In its haunting imagery, synth-based soundtrack and late 70’s aesthetic, Primordial Mirror evokes the nightmarish sensuality of Dario Argento’s classic Italian horror film Suspiria (1977). The artist, Julie Weitz, in the role of female protagonist descends into a murky abyss to endure a series of transformations. Her chest appears fragmented as a triangle, her head trapped inside a mirrored case, her face obscured by black paint, her whole body soaked in a pool of red. These are physical manifestations of her internal state of mind. Death seems imminent but the perpetrator remains unknown. Rather it is the woman’s struggle with her own mortality that sets her on a path of performance and self-reflection. Primordial Mirror is a descent into the depths of one’s psyche, an allegorical cleansing to reemerge whole and grounded. Michael Perkin's original score, inspired by Goblin’s soundtrack for Suspiria, will be performed live in lyrical synchronization to Weitz’s visceral imagery, inducing a heightened experience of continuous transformation.

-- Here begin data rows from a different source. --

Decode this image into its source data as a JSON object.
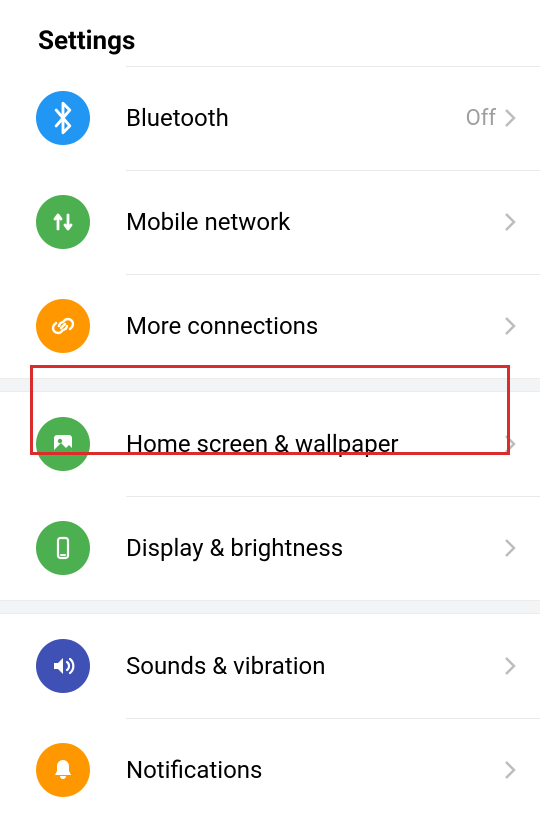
{
  "title": "Settings",
  "rows": {
    "bluetooth": {
      "label": "Bluetooth",
      "value": "Off"
    },
    "mobile": {
      "label": "Mobile network"
    },
    "more": {
      "label": "More connections"
    },
    "home": {
      "label": "Home screen & wallpaper"
    },
    "display": {
      "label": "Display & brightness"
    },
    "sounds": {
      "label": "Sounds & vibration"
    },
    "notif": {
      "label": "Notifications"
    }
  }
}
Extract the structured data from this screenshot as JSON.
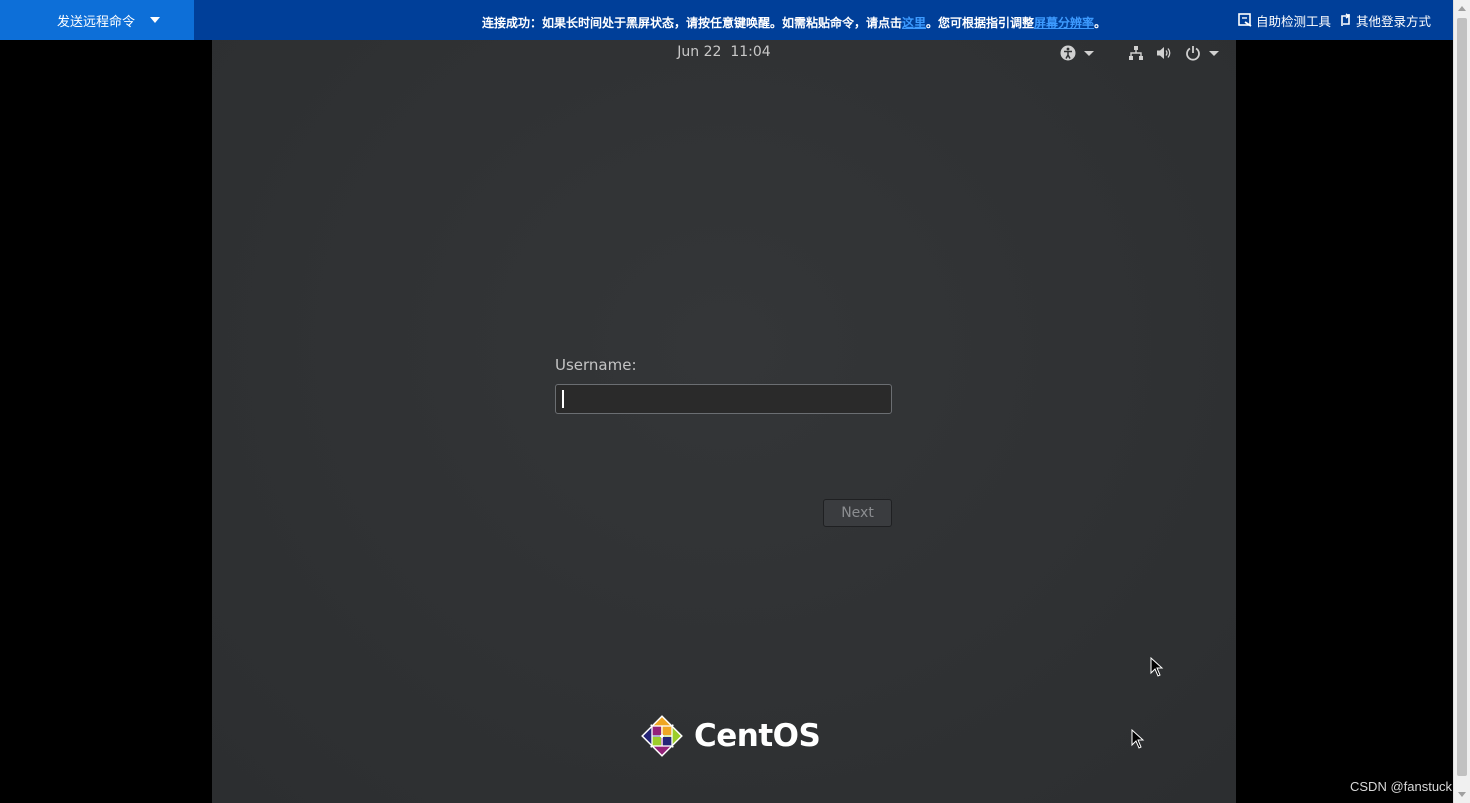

February 7, 2014

NYT Profile

“One thing I did was completely knock out Facebook. I decided the connection that was there was superficial and didn’t do anything for me except distract me or incite unnecessary feelings. You discover who’s really important when you disconnect.” Ms. Weitz thinks her creative focus has improved since unplugging, and she has even incorporated ideas “about how the screen is a filter that’s a dissociative element” into her work, she said.

To read more click on "New York Times" above.

July 10, 2013

Art in America Review

"Weitz had drawn a sacred geometry with some grotesque details on photos of posing yogis. As images, they made a strong case for a united Eastern and Western tradition of abstraction."

March 14, 2013

Photograph Magazine Review

"Self-awareness is the like-minded end goal of both yoga and art making. Julie Weitz’s new series of drawing on photographs, exhibited at The Suburban aligns the two practices into a sensually stimulating whole."

January 27, 2013

The Suburban

Julie Weitz and Kamrooz Aram are showing together at The Suburban in Oak Park, IL through March 2013.  Both artists find inspiration from the endgame of Modernism, geometric patterning and Eastern traditions. Weitz explores the embodied self and triangulation of identity using geometric forms superimposed onto photographs of yogis.  Aram explores the complicated relationship between traditional Eastern art forms and Western Modernism, specifically as related to the notion of the decorative.

July 24, 2012

Michelle Grabner: The Inova Survey

Inova, Milwaukee, WI

This exhibition will present a selection of work by artists who have studied with Grabner as students, representing a larger picture of her influences, pedagogy and her orbit in the field of contemporary art...

April 22, 2012

Hello My Name Is Art Review

Review by Brandon Juhasz

"The works were like alien diamonds. As if the universe and time were represented in a gem stone these limited palette, multifaceted gem stones would be it. So minimal and restrained yet with an optical power that is achieved by the careful selection of surfaces and material. The works hummed and vibrated as the matte, gloss, variegated, lenticular surfaces competed for your ocular attention. At times the 2 dimensions would shift and you were convinced that what you were looking at was in 3D..."